● HOW TO COMPLETE THIS TASK:
Copy every line below where the string "feature" is found.

____

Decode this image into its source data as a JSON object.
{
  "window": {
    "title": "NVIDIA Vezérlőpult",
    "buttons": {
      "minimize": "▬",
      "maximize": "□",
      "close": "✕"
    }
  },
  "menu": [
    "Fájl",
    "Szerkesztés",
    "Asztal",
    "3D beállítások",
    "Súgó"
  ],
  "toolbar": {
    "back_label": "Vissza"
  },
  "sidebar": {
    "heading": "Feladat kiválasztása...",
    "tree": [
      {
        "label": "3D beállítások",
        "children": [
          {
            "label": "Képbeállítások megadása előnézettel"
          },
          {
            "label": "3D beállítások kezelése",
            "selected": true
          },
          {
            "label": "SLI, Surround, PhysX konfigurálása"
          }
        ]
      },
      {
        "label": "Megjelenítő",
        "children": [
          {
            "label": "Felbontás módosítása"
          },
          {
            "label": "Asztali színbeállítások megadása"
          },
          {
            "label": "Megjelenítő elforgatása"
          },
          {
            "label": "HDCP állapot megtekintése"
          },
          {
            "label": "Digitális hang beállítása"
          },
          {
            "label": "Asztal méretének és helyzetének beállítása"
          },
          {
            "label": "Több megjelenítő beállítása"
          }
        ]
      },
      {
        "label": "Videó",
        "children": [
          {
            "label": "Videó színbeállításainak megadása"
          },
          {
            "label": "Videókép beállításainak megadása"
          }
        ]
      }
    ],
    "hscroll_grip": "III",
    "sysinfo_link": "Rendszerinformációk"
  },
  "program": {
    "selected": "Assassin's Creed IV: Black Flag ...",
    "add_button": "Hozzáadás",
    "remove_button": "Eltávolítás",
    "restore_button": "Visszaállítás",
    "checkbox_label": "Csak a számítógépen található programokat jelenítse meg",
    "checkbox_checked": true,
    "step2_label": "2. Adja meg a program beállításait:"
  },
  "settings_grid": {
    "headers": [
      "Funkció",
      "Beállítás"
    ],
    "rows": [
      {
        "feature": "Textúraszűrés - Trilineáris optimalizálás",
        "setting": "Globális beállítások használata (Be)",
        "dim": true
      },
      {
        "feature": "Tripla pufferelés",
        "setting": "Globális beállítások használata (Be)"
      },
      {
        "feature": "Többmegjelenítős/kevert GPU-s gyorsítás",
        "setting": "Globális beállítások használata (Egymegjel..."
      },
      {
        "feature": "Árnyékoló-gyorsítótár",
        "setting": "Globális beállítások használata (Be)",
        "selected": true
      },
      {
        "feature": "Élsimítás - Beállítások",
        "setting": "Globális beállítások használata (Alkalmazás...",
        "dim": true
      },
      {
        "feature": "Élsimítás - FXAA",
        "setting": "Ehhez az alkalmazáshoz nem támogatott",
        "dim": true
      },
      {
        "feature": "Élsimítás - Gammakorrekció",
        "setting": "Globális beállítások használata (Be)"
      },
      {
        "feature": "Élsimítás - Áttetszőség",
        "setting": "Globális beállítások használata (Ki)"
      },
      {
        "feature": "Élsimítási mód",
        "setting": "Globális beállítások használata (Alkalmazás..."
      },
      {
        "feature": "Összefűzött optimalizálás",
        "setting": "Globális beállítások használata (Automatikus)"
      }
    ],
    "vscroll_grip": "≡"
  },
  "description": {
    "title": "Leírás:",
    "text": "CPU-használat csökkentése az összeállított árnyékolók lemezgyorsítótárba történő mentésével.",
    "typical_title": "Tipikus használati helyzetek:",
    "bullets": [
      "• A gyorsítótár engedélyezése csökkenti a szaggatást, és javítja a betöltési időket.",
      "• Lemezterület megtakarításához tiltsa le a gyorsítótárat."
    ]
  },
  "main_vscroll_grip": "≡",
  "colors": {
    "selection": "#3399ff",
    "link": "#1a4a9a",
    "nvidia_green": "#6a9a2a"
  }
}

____

● RESPONSE AREA:
        "feature": "Textúraszűrés - Trilineáris optimalizálás",
        "feature": "Tripla pufferelés",
        "feature": "Többmegjelenítős/kevert GPU-s gyorsítás",
        "feature": "Árnyékoló-gyorsítótár",
        "feature": "Élsimítás - Beállítások",
        "feature": "Élsimítás - FXAA",
        "feature": "Élsimítás - Gammakorrekció",
        "feature": "Élsimítás - Áttetszőség",
        "feature": "Élsimítási mód",
        "feature": "Összefűzött optimalizálás",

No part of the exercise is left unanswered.